Subsistence and Commercial Activities. There was a large variety of fauna available to the Eastern Shoshone, Supplemented by berries and roots, with seeds being of minor importance. Access to these resources was limited somewhat by natural conditions, and by the actions of hostile tribes. Hunters had a right to their kill, with a special sequence of sharing followed for bison. Sites for fish weirs or game traps involved only temporary property rights, and plant gathering involved none. Food was ritualized to only a minor extent, the most important being a taboo on meat eating by women in menstrual or birthing seclusion. Staples were the bison, fish (especially trout), elk, beaver, and mule deer. Major but only occasionally available game included the antelope, jackrabbit, mountain sheep, marmot, and sage hen. These were supplemented by many minor food sources. Lynx, mink, otter, and weasel were not eaten but were valued for their furs. Women, especially in the late summer and fall, picked currants, rose hips, haws, and gooseberries. They dug up roots, camas bulbs, and wild onions. Greens and the sugar content of various honey plants enlivened the diet. Thistles and some kinds of sunflowers served as the only source of seeds. The seasonality of foodstuffs ruled the annual congregating, movement, and dispersal of the various Shoshone groups. The bison was by far the greatest resource but was available only briefly in the spring and for a longer period in the fall. The women were skilled and rapid butchers and were efficient at drying the meat. But the Shoshone could only rarely gain as much as half their annual food supply from bison. The principal food fish were cutthroat trout, Montana grayling, and Rocky Mountain whitefish, taken primarily in the spring and either eaten fresh or preserved by sun-drying or smoking. The basic method of catching fish was by driving them into a weir. After bison and fish in importance were elk, which were run down like bison, or single elk being tracked like mule deer. Berries were eaten fresh, in soups, or pounded with meat and fat to be preserved as pemmican. Roots were cooked in an earth oven. Prickly pear in drier areas was eaten on rare occasions.
The horse, mule, and dog were the domestic animals, with cattle being added in the later nineteenth century. They prized horses and dogs as aids in transportation, hunting, and war; neither animal was eaten except in great need, nor were the hides and bones put to other uses. Both animals were well cared for, with the bison-hunting horse often being sacrificed on a man's grave. Men cared for war horses, women for pack horses and baggage. They used rawhide-lashed wood-handled whips but not spurs, transported the infirm with a horse travois, and raided other tribes for horses. They had a relatively low incorporation of the horse into religion and the formal social structure. The Buffalo Eaters kept dogs for hunting and as guards, and the Mountain Sheep Eaters used dog transport on a large scale.
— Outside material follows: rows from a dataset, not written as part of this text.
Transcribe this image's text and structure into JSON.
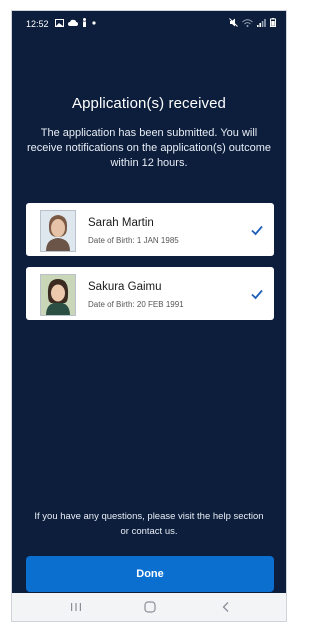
{
  "status_bar": {
    "time": "12:52",
    "left_icons": [
      "gallery-icon",
      "cloud-icon",
      "figure-icon",
      "dot-icon"
    ],
    "right_icons": [
      "mute-icon",
      "wifi-icon",
      "signal-icon",
      "battery-icon"
    ]
  },
  "title": "Application(s) received",
  "message": "The application has been submitted. You will receive notifications on the application(s) outcome within 12 hours.",
  "applicants": [
    {
      "name": "Sarah Martin",
      "dob": "Date of Birth: 1 JAN 1985"
    },
    {
      "name": "Sakura Gaimu",
      "dob": "Date of Birth: 20 FEB 1991"
    }
  ],
  "help_text": "If you have any questions, please visit the help section or contact us.",
  "done_label": "Done",
  "colors": {
    "background": "#0c1e3c",
    "accent": "#0b6fd0",
    "check": "#1f5fb8",
    "card": "#ffffff"
  }
}
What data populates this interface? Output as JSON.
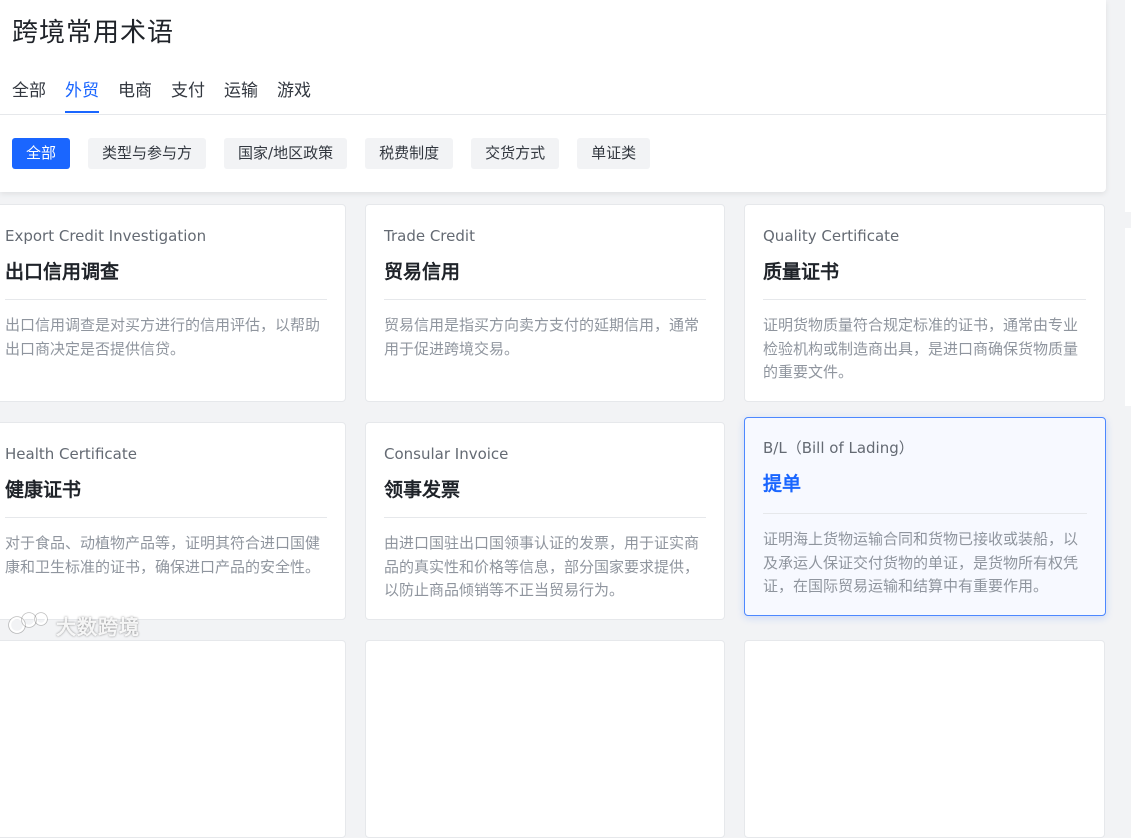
{
  "header": {
    "title": "跨境常用术语",
    "tabs": [
      {
        "label": "全部",
        "active": false
      },
      {
        "label": "外贸",
        "active": true
      },
      {
        "label": "电商",
        "active": false
      },
      {
        "label": "支付",
        "active": false
      },
      {
        "label": "运输",
        "active": false
      },
      {
        "label": "游戏",
        "active": false
      }
    ],
    "filters": [
      {
        "label": "全部",
        "active": true
      },
      {
        "label": "类型与参与方",
        "active": false
      },
      {
        "label": "国家/地区政策",
        "active": false
      },
      {
        "label": "税费制度",
        "active": false
      },
      {
        "label": "交货方式",
        "active": false
      },
      {
        "label": "单证类",
        "active": false
      }
    ]
  },
  "cards": [
    {
      "en": "Export Credit Investigation",
      "zh": "出口信用调查",
      "desc": "出口信用调查是对买方进行的信用评估，以帮助出口商决定是否提供信贷。"
    },
    {
      "en": "Trade Credit",
      "zh": "贸易信用",
      "desc": "贸易信用是指买方向卖方支付的延期信用，通常用于促进跨境交易。"
    },
    {
      "en": "Quality Certificate",
      "zh": "质量证书",
      "desc": "证明货物质量符合规定标准的证书，通常由专业检验机构或制造商出具，是进口商确保货物质量的重要文件。"
    },
    {
      "en": "Health Certificate",
      "zh": "健康证书",
      "desc": "对于食品、动植物产品等，证明其符合进口国健康和卫生标准的证书，确保进口产品的安全性。"
    },
    {
      "en": "Consular Invoice",
      "zh": "领事发票",
      "desc": "由进口国驻出口国领事认证的发票，用于证实商品的真实性和价格等信息，部分国家要求提供，以防止商品倾销等不正当贸易行为。"
    },
    {
      "en": "B/L（Bill of Lading）",
      "zh": "提单",
      "desc": "证明海上货物运输合同和货物已接收或装船，以及承运人保证交付货物的单证，是货物所有权凭证，在国际贸易运输和结算中有重要作用。",
      "highlighted": true
    }
  ],
  "watermark": {
    "text": "大数跨境",
    "icon": "brand-logo-icon"
  },
  "colors": {
    "accent": "#1a66ff",
    "background": "#f2f3f5",
    "chip_bg": "#f2f3f5",
    "desc_text": "#8f959e"
  }
}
Industrial Arts. The Eastern Shoshone made a wide variety of leather goods. Tipis, clothing, and containers, as well as hides or furs primarily for trade, were the major manufactures. The latter were of three types: sumptuary, ritual, and craft products; utilitarian objects (coiled basketry, drinking horns, bear-paw snowshoes) ; and improvised expedient productions (temporary housing, bullboats, scrapers). In later years they were heavily involved in the fur trade and in intermarriage with traders and White settlers.
Division of Labor. Bison-skin tipis were made by the women and decorated by their husbands. Leatherworking, Except for shields, bowstrings, drums, and rattles, was women's work. Women possessed special skills in plant gathering, household crafts, curing, household transportation, and gambling. They were socially subordinate to the men who were engaged in hunting, fishing, warfare, working with horses, and trade.